It's easy to tell people to ask for more: Demand what you deserve. Push until the other person gives you what you are due.
And there is wisdom in some of that — you rarely get what you don't ask for. But in practical terms, it's incredibly difficult to do. I don't see myself as a natural negotiator or someone who can comfortably push others until they bend. In my mind, a great negotiator is something of a bully. A strong person who intimidates and shoves their way into a "yes" is the person who excels in these scenarios. Since I'm not that person, I assume I'm at a natural disadvantage.
So, when I heard about Chris Voss, the former lead hostage negotiator for the FBI, who had a method that challenged all of my stereotypes about what "good negotiation" looked like, I suspected there might be a different path forward for me. Voss' book, Never Split The Difference, is a manual for getting your way through empathy rather than aggression.
I invited Voss to R29 to speak to the team about his negotiation tactics, and he shared that in the seminars he teaches, women almost always take to his method faster and better than men do. His theory about why: "Women are socialized — quote socialized — to be a little more emotional-intelligence aware, and also to lean a little more towards sympathy. And it’s a shorter step to empathy from sympathy if you’ve already got a little bit of a grounding in emotional intelligence than if you haven’t."

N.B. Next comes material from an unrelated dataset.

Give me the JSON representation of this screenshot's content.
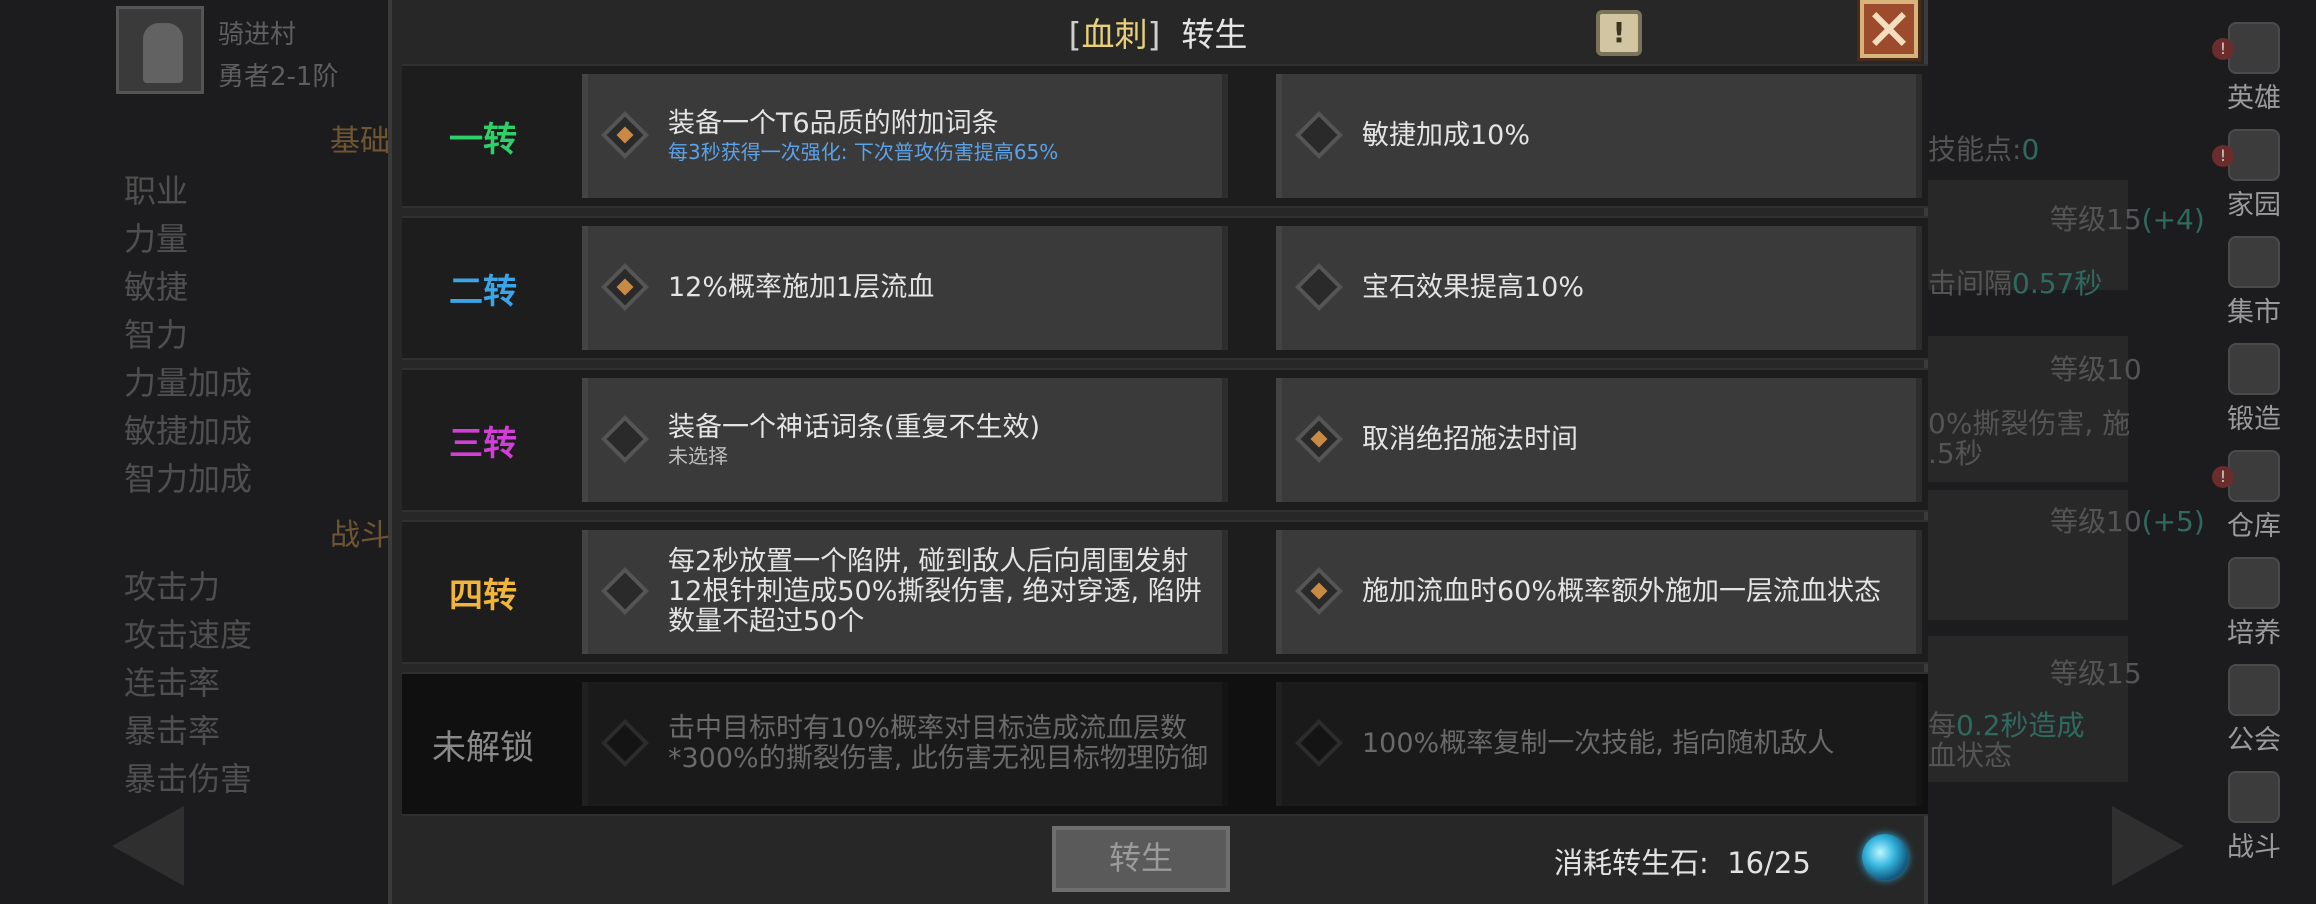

There are some generalizations underlying that idea, but it certainly ran true to my own experience. So, I asked Voss to break down the 10 easiest way for anyone to put his method to work. Some of what he suggests seems counterintuitive — and some of it, like the mirror technique, is surprisingly difficult to get right at first — but having seen it all in action now, I'm eager to master this method. It's likely not a fit for every personality, but it appeals to mine. And even if the whole method doesn't work for you, his controversial approach to saying sorry and his idea about seeking out a "no" rather than a "yes" are universally interesting — and certainly worth considering.